In the post apocalyptic world of nuclear winter, two strangers with the world on their shoulders, meet on a bench. As they get to know each other the state of the world is revealed to the audience.
Lisa VillaMil manages to capture in her writing the pure essence of raw human emotion – it’s just a shame it wasn’t that interesting to watch.
The world as we know it has come to an end and everyone is out for themselves and only themselves now. It’s been a good run but it’s time to flee to a warmer place now. Nuclear winter and famine are just the beginning – it’s the end of human kind that’s looming over the horizon. Yet here they are, on a bench, waiting. Both have been burned by love. Both are seeking something they do not know what is. And with the world as it is one might as well go on a suicide mission for love.
This is clearly a very well thought out piece with interesting characters and a well established world to play it out in. William Foote has a hilarious performance as the repressed, very cocky Rhys, and Tierney Nolen delivers a stunning monologue as the emotionally repressed Celia.
Lisa VillaMil manages to capture in her writing the pure essence of raw human emotion – it’s just a shame it wasn’t that interesting to watch.

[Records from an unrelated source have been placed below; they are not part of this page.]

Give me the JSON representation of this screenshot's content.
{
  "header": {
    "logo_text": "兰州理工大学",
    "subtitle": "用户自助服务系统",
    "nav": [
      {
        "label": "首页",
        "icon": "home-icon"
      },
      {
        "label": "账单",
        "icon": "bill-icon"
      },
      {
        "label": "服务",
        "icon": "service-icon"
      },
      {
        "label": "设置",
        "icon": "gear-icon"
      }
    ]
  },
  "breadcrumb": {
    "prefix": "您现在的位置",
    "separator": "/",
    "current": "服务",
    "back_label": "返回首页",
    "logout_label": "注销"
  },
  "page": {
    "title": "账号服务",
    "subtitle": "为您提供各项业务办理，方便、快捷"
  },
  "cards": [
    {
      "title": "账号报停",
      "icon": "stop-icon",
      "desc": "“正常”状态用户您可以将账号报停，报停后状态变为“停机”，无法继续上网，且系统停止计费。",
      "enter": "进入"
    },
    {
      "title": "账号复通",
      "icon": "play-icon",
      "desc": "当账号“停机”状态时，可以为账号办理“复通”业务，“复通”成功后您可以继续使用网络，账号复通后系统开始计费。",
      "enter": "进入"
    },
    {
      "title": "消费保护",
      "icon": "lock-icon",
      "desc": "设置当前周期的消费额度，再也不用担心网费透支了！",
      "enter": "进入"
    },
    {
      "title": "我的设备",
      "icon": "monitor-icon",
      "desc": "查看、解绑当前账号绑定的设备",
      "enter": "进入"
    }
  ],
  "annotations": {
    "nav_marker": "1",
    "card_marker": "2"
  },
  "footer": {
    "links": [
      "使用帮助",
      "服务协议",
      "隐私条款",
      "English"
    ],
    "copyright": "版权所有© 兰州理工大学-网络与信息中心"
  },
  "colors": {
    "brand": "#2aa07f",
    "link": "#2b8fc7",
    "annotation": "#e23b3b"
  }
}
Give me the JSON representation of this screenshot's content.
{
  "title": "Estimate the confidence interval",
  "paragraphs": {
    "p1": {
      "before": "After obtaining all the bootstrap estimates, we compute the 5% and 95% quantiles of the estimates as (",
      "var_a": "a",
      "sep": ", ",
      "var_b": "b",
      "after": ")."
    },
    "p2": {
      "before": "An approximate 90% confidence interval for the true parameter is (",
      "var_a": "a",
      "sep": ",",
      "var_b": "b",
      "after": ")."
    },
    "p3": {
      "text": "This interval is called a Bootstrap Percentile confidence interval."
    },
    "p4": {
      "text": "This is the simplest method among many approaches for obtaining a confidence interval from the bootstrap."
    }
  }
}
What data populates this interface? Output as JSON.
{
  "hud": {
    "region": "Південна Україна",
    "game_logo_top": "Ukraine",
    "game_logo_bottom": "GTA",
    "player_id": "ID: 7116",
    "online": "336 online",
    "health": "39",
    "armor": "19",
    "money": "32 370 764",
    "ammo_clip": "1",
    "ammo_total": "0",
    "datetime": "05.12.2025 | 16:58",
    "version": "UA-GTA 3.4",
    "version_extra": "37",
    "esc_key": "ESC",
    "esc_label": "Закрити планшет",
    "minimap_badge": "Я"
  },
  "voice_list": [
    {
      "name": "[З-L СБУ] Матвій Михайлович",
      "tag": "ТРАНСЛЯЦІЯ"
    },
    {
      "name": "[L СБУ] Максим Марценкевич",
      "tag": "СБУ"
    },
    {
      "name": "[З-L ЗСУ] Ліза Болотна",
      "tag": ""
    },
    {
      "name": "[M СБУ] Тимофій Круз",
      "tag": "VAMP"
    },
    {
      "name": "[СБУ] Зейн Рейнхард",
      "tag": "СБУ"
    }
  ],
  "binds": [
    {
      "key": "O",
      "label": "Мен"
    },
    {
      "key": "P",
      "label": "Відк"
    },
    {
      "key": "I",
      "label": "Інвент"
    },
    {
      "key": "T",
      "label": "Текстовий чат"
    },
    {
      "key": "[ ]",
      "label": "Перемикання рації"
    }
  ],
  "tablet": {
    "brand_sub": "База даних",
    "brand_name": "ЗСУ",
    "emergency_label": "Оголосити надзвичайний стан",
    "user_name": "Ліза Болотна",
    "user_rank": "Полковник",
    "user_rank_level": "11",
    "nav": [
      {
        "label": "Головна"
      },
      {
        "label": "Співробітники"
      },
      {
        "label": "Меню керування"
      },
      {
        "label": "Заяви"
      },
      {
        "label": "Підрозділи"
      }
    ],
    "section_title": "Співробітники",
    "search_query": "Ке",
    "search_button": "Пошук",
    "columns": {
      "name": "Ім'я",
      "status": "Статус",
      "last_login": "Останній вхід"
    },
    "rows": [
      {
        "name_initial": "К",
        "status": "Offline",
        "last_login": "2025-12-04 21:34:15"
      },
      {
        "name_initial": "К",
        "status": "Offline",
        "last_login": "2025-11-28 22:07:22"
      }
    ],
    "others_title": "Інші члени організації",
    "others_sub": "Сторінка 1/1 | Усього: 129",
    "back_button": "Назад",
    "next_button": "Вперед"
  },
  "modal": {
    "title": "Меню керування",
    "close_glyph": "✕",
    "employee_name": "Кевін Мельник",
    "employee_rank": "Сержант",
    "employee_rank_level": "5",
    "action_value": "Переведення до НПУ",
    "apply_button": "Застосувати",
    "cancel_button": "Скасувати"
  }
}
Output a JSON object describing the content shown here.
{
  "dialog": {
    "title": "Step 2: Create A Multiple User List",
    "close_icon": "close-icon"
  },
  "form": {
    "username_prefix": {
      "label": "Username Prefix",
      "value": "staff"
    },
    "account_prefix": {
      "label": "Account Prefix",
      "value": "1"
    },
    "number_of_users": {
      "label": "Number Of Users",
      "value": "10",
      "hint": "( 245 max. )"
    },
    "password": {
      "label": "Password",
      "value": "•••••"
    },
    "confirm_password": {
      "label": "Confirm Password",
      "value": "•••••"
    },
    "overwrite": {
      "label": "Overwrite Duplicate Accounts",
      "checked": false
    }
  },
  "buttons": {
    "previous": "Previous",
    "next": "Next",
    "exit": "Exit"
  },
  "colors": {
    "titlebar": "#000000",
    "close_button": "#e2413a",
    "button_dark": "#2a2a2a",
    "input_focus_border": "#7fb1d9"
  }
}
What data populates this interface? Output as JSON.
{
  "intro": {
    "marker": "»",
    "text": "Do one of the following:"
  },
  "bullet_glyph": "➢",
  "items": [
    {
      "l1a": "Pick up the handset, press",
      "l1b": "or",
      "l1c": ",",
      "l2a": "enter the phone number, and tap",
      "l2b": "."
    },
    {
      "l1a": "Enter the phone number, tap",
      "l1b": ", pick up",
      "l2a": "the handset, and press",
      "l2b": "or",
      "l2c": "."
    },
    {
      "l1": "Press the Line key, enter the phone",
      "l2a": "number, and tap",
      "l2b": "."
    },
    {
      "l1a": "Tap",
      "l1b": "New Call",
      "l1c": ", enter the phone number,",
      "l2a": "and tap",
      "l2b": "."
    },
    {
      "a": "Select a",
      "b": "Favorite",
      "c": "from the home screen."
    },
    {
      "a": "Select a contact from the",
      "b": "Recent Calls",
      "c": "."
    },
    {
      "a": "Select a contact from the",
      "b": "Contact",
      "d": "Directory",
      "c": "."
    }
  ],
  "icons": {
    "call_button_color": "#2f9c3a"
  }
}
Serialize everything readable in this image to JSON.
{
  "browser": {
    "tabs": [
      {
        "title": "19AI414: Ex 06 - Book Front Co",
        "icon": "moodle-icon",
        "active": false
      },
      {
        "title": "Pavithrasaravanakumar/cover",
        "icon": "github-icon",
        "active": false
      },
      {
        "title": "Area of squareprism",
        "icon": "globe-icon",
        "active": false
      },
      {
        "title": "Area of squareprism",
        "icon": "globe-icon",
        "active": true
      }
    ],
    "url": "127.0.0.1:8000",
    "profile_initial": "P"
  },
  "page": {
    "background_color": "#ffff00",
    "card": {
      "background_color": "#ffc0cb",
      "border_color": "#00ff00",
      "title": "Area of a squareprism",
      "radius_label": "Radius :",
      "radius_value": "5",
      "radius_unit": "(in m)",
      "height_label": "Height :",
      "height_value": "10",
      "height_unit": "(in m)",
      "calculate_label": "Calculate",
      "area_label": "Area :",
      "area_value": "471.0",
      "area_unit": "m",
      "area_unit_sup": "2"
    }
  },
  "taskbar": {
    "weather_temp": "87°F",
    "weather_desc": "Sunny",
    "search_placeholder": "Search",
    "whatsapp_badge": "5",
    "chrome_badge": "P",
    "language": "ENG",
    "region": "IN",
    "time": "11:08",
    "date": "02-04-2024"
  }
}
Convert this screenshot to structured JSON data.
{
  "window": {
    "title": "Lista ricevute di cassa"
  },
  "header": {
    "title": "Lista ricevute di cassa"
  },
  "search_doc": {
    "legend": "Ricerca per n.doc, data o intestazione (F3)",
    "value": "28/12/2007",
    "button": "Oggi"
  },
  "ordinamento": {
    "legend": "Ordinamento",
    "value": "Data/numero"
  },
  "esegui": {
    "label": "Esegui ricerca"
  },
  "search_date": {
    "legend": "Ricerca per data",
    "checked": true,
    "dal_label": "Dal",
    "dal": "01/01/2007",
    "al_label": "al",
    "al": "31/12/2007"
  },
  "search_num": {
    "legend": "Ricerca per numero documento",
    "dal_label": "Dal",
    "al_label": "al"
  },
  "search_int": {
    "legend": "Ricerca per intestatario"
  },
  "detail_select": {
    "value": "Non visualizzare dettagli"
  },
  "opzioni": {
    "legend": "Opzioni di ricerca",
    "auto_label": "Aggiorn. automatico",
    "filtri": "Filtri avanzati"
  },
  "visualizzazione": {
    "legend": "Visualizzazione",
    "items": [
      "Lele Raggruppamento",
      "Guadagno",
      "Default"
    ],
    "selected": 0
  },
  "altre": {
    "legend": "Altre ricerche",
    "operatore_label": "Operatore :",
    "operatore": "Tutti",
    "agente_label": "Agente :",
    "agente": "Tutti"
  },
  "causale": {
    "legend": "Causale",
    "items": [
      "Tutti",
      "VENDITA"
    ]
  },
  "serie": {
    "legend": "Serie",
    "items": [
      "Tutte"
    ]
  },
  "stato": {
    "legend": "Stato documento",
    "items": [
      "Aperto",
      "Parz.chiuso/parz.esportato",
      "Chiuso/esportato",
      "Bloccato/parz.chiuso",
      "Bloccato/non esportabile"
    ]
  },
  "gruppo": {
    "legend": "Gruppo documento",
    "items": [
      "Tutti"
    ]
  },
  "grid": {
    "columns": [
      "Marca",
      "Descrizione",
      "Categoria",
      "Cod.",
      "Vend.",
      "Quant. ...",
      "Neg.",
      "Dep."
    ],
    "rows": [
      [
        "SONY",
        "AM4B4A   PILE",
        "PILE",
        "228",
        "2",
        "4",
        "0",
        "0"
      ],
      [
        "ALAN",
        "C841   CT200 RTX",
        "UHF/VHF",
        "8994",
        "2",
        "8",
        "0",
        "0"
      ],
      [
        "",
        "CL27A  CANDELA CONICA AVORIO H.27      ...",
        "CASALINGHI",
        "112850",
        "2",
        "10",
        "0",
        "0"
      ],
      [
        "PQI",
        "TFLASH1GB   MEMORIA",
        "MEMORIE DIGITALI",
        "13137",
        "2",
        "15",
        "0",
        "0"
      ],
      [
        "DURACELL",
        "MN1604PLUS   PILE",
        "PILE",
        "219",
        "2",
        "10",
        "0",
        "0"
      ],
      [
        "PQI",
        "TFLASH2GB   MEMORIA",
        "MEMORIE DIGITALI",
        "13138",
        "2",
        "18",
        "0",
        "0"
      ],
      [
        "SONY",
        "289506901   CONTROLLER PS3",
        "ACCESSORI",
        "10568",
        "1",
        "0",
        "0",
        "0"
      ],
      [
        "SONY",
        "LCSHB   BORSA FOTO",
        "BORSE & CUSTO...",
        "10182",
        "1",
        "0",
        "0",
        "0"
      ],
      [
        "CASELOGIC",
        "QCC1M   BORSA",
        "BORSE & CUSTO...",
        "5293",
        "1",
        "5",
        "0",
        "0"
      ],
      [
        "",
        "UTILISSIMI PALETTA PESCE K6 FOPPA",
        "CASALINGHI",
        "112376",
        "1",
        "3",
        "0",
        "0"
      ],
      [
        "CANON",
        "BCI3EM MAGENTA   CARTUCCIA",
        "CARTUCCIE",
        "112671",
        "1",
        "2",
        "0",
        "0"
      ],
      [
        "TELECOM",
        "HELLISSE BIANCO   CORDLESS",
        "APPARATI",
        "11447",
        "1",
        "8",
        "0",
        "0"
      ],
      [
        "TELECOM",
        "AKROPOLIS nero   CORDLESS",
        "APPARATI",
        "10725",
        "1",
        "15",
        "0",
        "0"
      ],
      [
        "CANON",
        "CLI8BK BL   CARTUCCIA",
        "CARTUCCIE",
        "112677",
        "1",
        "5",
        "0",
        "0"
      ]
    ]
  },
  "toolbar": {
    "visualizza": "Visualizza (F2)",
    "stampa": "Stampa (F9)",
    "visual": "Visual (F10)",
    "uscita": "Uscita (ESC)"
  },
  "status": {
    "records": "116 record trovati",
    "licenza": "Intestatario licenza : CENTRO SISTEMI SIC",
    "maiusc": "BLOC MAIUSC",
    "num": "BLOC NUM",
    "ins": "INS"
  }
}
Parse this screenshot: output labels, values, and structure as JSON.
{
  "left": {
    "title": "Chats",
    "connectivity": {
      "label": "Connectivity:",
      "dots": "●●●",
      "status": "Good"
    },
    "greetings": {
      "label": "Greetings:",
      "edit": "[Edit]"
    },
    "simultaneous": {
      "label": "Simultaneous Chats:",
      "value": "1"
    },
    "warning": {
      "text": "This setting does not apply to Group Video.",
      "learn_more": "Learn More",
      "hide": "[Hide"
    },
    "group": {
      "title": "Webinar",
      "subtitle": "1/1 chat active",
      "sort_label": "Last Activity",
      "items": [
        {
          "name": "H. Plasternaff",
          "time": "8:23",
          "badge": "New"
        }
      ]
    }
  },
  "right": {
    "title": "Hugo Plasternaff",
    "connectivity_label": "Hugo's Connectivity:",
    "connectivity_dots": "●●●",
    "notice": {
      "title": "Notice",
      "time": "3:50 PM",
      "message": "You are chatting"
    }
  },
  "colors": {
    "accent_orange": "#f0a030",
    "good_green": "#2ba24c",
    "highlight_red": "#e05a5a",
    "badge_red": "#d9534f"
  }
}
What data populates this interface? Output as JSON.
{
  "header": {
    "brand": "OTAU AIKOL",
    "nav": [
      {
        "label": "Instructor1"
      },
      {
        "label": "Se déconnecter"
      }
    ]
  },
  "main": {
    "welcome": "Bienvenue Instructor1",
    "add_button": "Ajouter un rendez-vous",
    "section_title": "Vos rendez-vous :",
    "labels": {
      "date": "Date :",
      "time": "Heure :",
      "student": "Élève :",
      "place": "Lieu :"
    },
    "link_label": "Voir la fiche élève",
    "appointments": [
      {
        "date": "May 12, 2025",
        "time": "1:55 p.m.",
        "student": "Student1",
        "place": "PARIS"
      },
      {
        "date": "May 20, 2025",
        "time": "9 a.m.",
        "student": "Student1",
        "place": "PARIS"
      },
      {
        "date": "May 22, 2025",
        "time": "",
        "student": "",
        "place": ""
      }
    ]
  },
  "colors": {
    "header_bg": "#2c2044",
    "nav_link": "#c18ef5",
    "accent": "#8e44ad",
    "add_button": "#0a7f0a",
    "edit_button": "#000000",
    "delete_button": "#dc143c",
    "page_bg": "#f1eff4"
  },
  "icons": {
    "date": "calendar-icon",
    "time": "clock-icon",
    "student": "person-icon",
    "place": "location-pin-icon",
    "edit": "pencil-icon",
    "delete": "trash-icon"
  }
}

Don’t get me wrong, the story was good and the acting was decent, but the way it was staged left me wanting. The actors seldom moved from the only set piece, that bench, unless they were moving into a spot to have a monologue moment. A talking heads kind of a set up.
In its current state it would serve better as a radioplay or simply a novel. Nothing about this production in its current state suggests that it is meant to be enjoyed visually. However, with some work on staging and artistic vision it could improve.